**Work request**
Among the lines of the records, find all that carry the word "placeholder" and copy them.

**Source records**
►

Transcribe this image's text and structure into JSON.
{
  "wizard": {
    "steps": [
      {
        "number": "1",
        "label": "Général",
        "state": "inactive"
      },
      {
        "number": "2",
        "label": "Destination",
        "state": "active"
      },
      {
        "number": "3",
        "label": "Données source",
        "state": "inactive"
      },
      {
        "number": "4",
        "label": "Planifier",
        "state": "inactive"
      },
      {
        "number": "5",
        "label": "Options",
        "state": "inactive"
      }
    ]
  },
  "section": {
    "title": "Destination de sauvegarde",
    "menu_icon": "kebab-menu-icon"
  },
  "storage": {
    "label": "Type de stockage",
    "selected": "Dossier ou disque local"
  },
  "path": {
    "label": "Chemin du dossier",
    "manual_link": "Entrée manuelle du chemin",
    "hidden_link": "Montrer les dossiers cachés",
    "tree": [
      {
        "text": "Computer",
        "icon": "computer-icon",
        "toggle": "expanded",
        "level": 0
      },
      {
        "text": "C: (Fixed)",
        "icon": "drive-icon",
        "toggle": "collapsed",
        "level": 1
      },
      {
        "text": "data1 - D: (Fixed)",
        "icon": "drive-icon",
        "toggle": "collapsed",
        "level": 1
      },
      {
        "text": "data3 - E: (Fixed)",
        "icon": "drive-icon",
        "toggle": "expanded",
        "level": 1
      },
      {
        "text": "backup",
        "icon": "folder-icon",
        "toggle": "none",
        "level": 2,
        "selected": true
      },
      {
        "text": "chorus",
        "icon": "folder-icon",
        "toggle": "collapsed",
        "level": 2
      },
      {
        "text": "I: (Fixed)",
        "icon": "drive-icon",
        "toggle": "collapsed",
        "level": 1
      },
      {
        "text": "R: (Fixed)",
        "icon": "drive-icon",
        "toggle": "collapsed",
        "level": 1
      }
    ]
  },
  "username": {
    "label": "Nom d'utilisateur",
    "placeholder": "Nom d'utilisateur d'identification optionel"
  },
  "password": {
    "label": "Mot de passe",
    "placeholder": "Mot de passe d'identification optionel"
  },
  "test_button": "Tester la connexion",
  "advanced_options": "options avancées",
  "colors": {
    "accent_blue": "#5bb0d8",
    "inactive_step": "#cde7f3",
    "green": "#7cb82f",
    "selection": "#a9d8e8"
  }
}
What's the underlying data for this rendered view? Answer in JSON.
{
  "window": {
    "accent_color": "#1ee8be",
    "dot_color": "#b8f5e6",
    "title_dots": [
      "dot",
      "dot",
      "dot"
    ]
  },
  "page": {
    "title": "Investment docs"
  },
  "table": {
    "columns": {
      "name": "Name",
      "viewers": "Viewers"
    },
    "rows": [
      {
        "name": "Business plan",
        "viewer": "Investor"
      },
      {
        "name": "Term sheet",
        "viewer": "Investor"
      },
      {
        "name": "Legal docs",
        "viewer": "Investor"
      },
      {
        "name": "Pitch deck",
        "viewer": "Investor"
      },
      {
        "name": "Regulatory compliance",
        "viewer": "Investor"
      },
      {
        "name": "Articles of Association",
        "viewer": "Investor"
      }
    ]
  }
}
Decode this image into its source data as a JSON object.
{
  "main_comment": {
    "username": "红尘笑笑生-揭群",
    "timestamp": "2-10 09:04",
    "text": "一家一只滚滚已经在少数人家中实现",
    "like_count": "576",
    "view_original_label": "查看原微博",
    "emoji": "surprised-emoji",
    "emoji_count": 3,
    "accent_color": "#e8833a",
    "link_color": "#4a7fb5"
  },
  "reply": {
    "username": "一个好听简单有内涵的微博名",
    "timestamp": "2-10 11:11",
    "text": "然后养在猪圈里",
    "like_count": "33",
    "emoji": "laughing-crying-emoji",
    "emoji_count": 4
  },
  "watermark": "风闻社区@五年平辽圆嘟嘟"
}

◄

**Written solution**
    "placeholder": "Nom d'utilisateur d'identification optionel"
    "placeholder": "Mot de passe d'identification optionel"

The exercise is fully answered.